This little amp requires 1W drive for 30W output and features a Mitsubishi RF mosfet module mounted on the heatsink. There is also a filtered Anderson Power Pole DC input that takes 12V at around 6.2A. And measuring only 5.25 x 3 x 3 inches and weighing less than 1 lb, I figured it would be perfect for SOTA or VKFF operations.

I started my working on the well-made PCB.

Populating the PCB

Then I began making the power cable assembly, the RF cable assembly and the switch cable wiring.

The cables were installed inside the top enclosure case.

I had to fabricate a make-shift mounting plate for the Anderson Power Poles as this was missing from the kit. It has been ordered but hasn’t arrived yet. Eager to avoid delays so I could catch the 6m band opening, I made a replacement out of PCB material.

This isn’t perfect but it would do until the genuine item arrives in the post.

After a little fiddling it went in well and did the job.

The mounting plate in place.

Next, the circuit board and amp module were installed and the initial check carried out.

Ready for alignment and the first smoke test.

The bias current had to be set to 0.7A if the amp is to be used for SSB work, or 0.5A for FM. I chose the former.

The bias current set correctly.

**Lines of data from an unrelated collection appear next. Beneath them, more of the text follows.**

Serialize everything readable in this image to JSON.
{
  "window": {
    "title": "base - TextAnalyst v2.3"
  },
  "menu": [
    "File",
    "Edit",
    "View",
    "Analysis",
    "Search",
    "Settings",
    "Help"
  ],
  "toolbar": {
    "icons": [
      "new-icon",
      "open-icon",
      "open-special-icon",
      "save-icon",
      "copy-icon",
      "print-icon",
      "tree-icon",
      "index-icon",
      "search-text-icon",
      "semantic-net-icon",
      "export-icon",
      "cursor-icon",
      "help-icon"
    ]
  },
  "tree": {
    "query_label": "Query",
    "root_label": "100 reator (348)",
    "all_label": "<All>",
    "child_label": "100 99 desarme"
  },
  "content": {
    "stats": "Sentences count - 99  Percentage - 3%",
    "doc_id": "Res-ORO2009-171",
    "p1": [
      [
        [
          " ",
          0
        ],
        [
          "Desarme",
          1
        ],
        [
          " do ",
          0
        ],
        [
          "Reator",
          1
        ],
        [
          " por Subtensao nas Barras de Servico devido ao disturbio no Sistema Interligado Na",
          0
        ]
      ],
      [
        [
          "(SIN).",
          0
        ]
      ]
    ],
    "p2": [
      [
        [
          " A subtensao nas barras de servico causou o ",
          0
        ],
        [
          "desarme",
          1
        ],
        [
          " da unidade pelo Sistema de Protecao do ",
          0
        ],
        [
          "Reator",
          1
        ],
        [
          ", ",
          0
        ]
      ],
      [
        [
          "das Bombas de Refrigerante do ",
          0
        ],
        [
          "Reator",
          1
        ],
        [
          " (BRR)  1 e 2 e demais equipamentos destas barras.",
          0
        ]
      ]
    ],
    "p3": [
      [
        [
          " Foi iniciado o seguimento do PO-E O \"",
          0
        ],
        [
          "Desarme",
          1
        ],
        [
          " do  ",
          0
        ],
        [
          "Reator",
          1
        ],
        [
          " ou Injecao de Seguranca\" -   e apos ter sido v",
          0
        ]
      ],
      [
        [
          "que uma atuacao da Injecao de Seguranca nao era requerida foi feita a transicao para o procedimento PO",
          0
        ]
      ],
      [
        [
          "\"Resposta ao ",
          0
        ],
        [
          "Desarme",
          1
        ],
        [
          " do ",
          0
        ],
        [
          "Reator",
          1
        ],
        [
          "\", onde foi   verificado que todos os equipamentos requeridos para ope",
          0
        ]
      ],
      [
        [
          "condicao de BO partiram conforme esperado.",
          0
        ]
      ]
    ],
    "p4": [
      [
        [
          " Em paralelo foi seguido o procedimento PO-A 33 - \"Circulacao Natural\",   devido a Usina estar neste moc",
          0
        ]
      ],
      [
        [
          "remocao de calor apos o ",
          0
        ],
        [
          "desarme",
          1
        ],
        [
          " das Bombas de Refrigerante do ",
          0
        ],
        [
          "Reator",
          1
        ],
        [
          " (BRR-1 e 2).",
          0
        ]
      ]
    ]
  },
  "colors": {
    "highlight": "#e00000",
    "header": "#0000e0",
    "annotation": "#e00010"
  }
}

I skipped the next step, which was to align the low pass filter as I don’t have the correct instrumentation. But as I had constructed coils L1 and L2 according to the instructions, this wouldn’t be too critical.

The power output test was more important. I connected the amp up to my Yaesu FT-817 (with power wound back to 1W) and attached my homebrew dummy load and an SWP/Power meter. RF output was shown to be a mere 16W. So I flicked the bypass switch and measured the output as 1W with an SWR of 1.0:1. All good there.

Tweaking the coils of L1 and L2 soon produced the required 30W, so it was time to disconnect the dummy load and attach my 6m monoband dipole antenna.

My homebrew 6m dipole strung up and ready for action.

Keying down produced the power output reading I was after.

RF out was now 30W with the SWR indicated as around 1.7:1. Not bad at all.

Next, I attached my LDG auto tuner to the chain and was ready for an on-air test.

All set up and ready for action.

The result was most pleasing. I worked a bunch of VK7 stations (SSB and CW) and well as VK2s and 3s. I am in business and ready to take advantage of the summer openings.

Oh, and all reports received were most favourable. Nice clear signals, good reports and clear audio were what most operators reported back: they were all impressed that I was only using 30W – most stations were in the 200-400W range.